[ASSIGNED TASK]:
Lines in the data below that contain the word "GSTR" are to be copied.

[App and web page records]
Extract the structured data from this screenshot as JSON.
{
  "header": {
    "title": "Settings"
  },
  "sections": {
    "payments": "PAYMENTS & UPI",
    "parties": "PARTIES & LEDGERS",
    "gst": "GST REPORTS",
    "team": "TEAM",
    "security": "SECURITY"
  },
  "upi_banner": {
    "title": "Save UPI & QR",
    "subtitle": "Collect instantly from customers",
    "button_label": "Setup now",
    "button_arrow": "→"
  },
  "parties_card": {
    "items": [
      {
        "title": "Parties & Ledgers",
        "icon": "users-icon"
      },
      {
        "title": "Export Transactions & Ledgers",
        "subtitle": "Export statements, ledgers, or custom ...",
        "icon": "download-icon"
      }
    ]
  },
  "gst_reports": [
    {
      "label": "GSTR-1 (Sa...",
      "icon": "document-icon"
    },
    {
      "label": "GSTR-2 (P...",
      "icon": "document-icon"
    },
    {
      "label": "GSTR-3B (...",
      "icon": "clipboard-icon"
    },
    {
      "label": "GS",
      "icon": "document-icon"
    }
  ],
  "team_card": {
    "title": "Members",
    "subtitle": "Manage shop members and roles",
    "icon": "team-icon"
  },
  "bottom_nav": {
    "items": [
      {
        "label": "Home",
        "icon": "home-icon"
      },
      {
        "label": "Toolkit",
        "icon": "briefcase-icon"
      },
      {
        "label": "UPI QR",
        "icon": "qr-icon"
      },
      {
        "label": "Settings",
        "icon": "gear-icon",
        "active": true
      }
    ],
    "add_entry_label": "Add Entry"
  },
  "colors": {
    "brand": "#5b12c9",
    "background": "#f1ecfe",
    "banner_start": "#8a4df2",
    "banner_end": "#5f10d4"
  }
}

[TASK RESULT]:
      "label": "GSTR-1 (Sa...",
      "label": "GSTR-2 (P...",
      "label": "GSTR-3B (...",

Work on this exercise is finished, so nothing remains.